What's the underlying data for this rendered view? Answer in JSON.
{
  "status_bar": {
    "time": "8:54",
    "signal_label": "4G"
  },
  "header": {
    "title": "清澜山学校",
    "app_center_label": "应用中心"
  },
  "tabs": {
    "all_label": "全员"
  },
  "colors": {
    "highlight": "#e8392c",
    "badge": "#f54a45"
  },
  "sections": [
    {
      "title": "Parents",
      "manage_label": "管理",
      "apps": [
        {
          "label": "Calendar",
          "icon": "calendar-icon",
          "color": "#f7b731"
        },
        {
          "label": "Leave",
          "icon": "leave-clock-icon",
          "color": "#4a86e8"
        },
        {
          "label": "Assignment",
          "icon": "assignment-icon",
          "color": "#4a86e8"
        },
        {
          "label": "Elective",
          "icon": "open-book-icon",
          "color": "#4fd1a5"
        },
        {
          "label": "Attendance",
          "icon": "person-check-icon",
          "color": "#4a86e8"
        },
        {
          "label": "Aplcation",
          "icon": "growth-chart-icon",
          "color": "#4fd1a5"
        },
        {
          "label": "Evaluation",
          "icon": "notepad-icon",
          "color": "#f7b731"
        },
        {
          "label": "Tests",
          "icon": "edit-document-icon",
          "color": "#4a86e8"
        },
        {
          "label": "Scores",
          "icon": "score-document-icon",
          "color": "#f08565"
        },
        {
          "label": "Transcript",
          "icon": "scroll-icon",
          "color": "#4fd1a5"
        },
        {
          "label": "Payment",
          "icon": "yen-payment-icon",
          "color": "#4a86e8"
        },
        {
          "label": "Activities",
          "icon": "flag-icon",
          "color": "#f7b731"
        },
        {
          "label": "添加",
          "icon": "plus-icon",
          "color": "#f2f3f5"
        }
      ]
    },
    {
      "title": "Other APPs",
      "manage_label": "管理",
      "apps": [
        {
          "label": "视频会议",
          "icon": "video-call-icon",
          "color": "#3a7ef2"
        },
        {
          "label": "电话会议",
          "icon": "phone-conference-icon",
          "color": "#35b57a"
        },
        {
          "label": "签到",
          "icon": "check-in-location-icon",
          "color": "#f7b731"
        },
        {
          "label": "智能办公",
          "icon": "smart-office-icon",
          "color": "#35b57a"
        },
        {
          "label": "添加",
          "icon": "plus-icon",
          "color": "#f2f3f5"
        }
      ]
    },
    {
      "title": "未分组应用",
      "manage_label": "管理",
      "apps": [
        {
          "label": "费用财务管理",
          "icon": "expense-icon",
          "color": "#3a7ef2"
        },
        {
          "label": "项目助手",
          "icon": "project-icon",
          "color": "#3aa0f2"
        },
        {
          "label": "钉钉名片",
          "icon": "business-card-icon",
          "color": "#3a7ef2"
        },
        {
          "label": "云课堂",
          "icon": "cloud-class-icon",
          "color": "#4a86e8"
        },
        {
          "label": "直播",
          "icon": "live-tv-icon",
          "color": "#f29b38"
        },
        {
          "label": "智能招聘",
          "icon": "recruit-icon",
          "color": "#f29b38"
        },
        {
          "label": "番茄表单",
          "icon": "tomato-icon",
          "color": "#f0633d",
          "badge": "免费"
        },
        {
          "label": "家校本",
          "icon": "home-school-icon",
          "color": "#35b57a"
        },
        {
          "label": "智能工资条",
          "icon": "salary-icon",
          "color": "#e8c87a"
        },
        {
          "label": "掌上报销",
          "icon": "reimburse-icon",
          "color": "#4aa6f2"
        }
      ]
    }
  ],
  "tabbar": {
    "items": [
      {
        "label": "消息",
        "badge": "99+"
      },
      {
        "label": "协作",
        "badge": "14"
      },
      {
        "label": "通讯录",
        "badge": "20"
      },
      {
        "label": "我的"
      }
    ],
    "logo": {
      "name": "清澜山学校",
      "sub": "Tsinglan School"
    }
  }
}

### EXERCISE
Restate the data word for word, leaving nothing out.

### TASK RESPONSE
What's the underlying data for this rendered view? Answer in JSON.
{
  "status_bar": {
    "time": "8:54",
    "signal_label": "4G"
  },
  "header": {
    "title": "清澜山学校",
    "app_center_label": "应用中心"
  },
  "tabs": {
    "all_label": "全员"
  },
  "colors": {
    "highlight": "#e8392c",
    "badge": "#f54a45"
  },
  "sections": [
    {
      "title": "Parents",
      "manage_label": "管理",
      "apps": [
        {
          "label": "Calendar",
          "icon": "calendar-icon",
          "color": "#f7b731"
        },
        {
          "label": "Leave",
          "icon": "leave-clock-icon",
          "color": "#4a86e8"
        },
        {
          "label": "Assignment",
          "icon": "assignment-icon",
          "color": "#4a86e8"
        },
        {
          "label": "Elective",
          "icon": "open-book-icon",
          "color": "#4fd1a5"
        },
        {
          "label": "Attendance",
          "icon": "person-check-icon",
          "color": "#4a86e8"
        },
        {
          "label": "Aplcation",
          "icon": "growth-chart-icon",
          "color": "#4fd1a5"
        },
        {
          "label": "Evaluation",
          "icon": "notepad-icon",
          "color": "#f7b731"
        },
        {
          "label": "Tests",
          "icon": "edit-document-icon",
          "color": "#4a86e8"
        },
        {
          "label": "Scores",
          "icon": "score-document-icon",
          "color": "#f08565"
        },
        {
          "label": "Transcript",
          "icon": "scroll-icon",
          "color": "#4fd1a5"
        },
        {
          "label": "Payment",
          "icon": "yen-payment-icon",
          "color": "#4a86e8"
        },
        {
          "label": "Activities",
          "icon": "flag-icon",
          "color": "#f7b731"
        },
        {
          "label": "添加",
          "icon": "plus-icon",
          "color": "#f2f3f5"
        }
      ]
    },
    {
      "title": "Other APPs",
      "manage_label": "管理",
      "apps": [
        {
          "label": "视频会议",
          "icon": "video-call-icon",
          "color": "#3a7ef2"
        },
        {
          "label": "电话会议",
          "icon": "phone-conference-icon",
          "color": "#35b57a"
        },
        {
          "label": "签到",
          "icon": "check-in-location-icon",
          "color": "#f7b731"
        },
        {
          "label": "智能办公",
          "icon": "smart-office-icon",
          "color": "#35b57a"
        },
        {
          "label": "添加",
          "icon": "plus-icon",
          "color": "#f2f3f5"
        }
      ]
    },
    {
      "title": "未分组应用",
      "manage_label": "管理",
      "apps": [
        {
          "label": "费用财务管理",
          "icon": "expense-icon",
          "color": "#3a7ef2"
        },
        {
          "label": "项目助手",
          "icon": "project-icon",
          "color": "#3aa0f2"
        },
        {
          "label": "钉钉名片",
          "icon": "business-card-icon",
          "color": "#3a7ef2"
        },
        {
          "label": "云课堂",
          "icon": "cloud-class-icon",
          "color": "#4a86e8"
        },
        {
          "label": "直播",
          "icon": "live-tv-icon",
          "color": "#f29b38"
        },
        {
          "label": "智能招聘",
          "icon": "recruit-icon",
          "color": "#f29b38"
        },
        {
          "label": "番茄表单",
          "icon": "tomato-icon",
          "color": "#f0633d",
          "badge": "免费"
        },
        {
          "label": "家校本",
          "icon": "home-school-icon",
          "color": "#35b57a"
        },
        {
          "label": "智能工资条",
          "icon": "salary-icon",
          "color": "#e8c87a"
        },
        {
          "label": "掌上报销",
          "icon": "reimburse-icon",
          "color": "#4aa6f2"
        }
      ]
    }
  ],
  "tabbar": {
    "items": [
      {
        "label": "消息",
        "badge": "99+"
      },
      {
        "label": "协作",
        "badge": "14"
      },
      {
        "label": "通讯录",
        "badge": "20"
      },
      {
        "label": "我的"
      }
    ],
    "logo": {
      "name": "清澜山学校",
      "sub": "Tsinglan School"
    }
  }
}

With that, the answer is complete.